Red Meat: from grassfed animals can be useful in small quantities for its iron and B vitamins, particularly vitamin B12. Muscle strength declines with age in men and the easily absorbed protein and iron in lean red meat helps to maintain healthy blood and strong muscle tissue.
Wild Caught Salmon: Essential fatty acids help protect against heart disease.
Shellfish: Good source of zinc
Watercress: Vital for smokers or ex-smokers, contains the chemical phenyl isothiocyanate, which appears to inhibit the proliferation of lung cancer cells. Also a good source or iron, vitamin C and chlorophyll to boost the immune system. Choose organic to avoid chemical pollution from the water in commercial watercress beds.
Nutrition For Women : Easing Menopause Symptoms

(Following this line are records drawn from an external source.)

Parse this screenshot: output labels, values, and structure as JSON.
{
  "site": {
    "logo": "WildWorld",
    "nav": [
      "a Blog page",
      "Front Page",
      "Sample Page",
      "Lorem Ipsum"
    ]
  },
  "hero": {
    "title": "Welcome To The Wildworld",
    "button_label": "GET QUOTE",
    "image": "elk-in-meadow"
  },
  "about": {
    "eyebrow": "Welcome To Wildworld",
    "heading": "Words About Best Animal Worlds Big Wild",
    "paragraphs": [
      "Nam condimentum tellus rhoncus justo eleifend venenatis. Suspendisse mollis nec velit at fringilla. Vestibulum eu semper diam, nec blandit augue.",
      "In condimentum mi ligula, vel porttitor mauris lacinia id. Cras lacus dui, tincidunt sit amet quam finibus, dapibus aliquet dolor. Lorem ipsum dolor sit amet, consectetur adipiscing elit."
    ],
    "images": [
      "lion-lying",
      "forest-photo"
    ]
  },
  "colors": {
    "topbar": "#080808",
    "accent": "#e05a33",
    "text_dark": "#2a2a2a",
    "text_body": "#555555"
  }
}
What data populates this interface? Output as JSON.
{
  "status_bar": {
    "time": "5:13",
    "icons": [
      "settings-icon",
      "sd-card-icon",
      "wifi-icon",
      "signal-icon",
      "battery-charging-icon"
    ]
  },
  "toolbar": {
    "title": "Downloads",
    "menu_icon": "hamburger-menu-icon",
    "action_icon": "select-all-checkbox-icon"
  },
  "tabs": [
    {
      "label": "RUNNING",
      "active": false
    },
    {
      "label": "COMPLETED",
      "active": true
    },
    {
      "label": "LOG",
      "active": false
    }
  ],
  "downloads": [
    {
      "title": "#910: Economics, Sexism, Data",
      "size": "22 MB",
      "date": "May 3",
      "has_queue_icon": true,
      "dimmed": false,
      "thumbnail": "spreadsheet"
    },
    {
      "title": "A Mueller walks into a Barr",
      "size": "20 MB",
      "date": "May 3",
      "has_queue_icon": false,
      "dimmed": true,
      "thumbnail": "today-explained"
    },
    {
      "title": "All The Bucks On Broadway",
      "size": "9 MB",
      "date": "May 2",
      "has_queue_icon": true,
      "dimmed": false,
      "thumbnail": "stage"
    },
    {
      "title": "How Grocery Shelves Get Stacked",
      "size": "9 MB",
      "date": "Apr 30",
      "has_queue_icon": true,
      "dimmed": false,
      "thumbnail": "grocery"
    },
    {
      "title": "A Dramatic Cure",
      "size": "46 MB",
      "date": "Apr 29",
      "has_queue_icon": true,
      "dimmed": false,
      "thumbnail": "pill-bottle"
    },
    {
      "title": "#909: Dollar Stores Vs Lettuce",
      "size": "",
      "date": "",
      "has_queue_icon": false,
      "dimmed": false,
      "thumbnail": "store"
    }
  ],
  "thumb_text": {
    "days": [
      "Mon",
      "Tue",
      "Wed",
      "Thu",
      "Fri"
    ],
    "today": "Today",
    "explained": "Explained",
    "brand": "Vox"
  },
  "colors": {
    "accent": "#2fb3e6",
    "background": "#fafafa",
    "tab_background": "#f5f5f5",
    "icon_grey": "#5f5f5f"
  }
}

There is no real reason to dread the onset of menopause. Symptoms of menopause can be unpleasant and distressing. Simply changing your eating and lifestyle habits may be enough to control them.
Hot flushes, headaches, skin problems and sexual problems at this age, are caused by a reduction in the levels of the hormone oestrogen. Vitamin E helps relieve these symptoms. Good sources are olive oil, sunflower oil, almonds, nuts and seeds. Soya beans are rich in plant estrogens, which help to relieve most menopausal symptoms.

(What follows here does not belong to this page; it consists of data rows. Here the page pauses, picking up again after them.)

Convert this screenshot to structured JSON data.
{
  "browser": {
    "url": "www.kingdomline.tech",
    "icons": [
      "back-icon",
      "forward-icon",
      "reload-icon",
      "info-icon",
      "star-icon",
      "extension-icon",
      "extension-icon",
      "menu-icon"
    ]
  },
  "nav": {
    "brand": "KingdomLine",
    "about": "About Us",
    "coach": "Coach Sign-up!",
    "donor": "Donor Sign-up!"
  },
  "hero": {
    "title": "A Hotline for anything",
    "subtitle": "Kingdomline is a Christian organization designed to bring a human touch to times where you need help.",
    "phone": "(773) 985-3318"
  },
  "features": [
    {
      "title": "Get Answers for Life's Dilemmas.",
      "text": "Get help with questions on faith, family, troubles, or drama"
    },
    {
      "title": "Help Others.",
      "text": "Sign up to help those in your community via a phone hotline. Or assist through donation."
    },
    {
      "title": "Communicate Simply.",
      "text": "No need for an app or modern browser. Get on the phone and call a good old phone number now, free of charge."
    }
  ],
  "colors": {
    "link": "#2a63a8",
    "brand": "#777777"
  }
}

After hot flushes, depression is the most common menopausal symptom. Minerals such as calcium, magnesium and the amino acid tryptophan may help. They are found in organic dairy, goat's and sheep's milk products, spinach, sesame seeds, almonds, cashew nuts, wholemeal flour, brown rice, chickpeas, fermented, non GMO soya bean products (mi so, nat to, temp eh) bananas, dried fruits and seafood. B vitamins are vital, from liver, oily fish, wholegrain cereals, eggs, spinach and yeast extracts. Try to eat two of these each day.
To build strong bones and keep them strong even after menopause has begun you can begin by taking in more calcium, magnesium, zinc and vitamin D.
Eat nuts and seeds for their mineral content, as well as sardines, goat's and sheep's yogurt and cheese for vitamin D together with sensible sunlight exposure. Make sure to also add in some form of weight-bearing exercise.
Foods For The Menopause
Beetroot: has folic acid (B9) which is essential in postmenopausal women, as it improves endothelial function and cures hot flushes. Vitamin B9 is able to improve the metabolism of insulin and lipids, which leads to a lower risk of cardiovascular diseases and breast cancer. The leaves may also be eaten raw or lightly steamed with some lemon juice and olive oil.
Chickpeas: Good source of protein, some B vitamins, iron, potassium, calcium, zinc, magnesium and phosphorous.
Nuts: Almonds and hazelnuts are a good source of vitamin E, calcium, magnesium, iron and zinc.
Oats: Have easily digested protein, soluble fibre, B vitamins, vitamin E, magnesium, potassium and silicon.
Peppers: Excellent source of vitamin C, the red and yellow ones also provide a good supply of beta carotene.
Seeds: (sesame, pumpkin, sunflower, poppy). Good source of protein, iron, zinc, calcium, magnesium and potassium, sunflower seeds and pine kernels are also excellent sources of vitamin E.
Fermented Soya bean foods: Nat to, mi so paste, temp eh, tofu. Rich in fibre, protein, phyto-estrogens and probiotics
Spring Greens: A real life-saver during the menopause, containing potassium, calcium and iron, and a rich source of beta carotene, vitamin C and folic acid.
Vegetable Oils: Olive, walnut and wheat germ oil are high in Vitamin E and unsaturated fatty acids.
If you are aware of any health problem which may compromise your general health, it is important to seek treatment. A Health and Wellness Counselor may help you, to bring you back in balance and to good health through, detoxing, healthy eating and living, create a proper diet suited for your condition, advise natural remedies, herbs, wholefood supplements and organic cosmetics.
Barbara is a qualified nutritionist offering Health, Nutrition & Lifestyle Counseling. She gives Healthy weight loss advice and promotes the Mediterranean diet. She is the author of the Med Life Diet - creating healthy lifestyle habits and attitudes for life !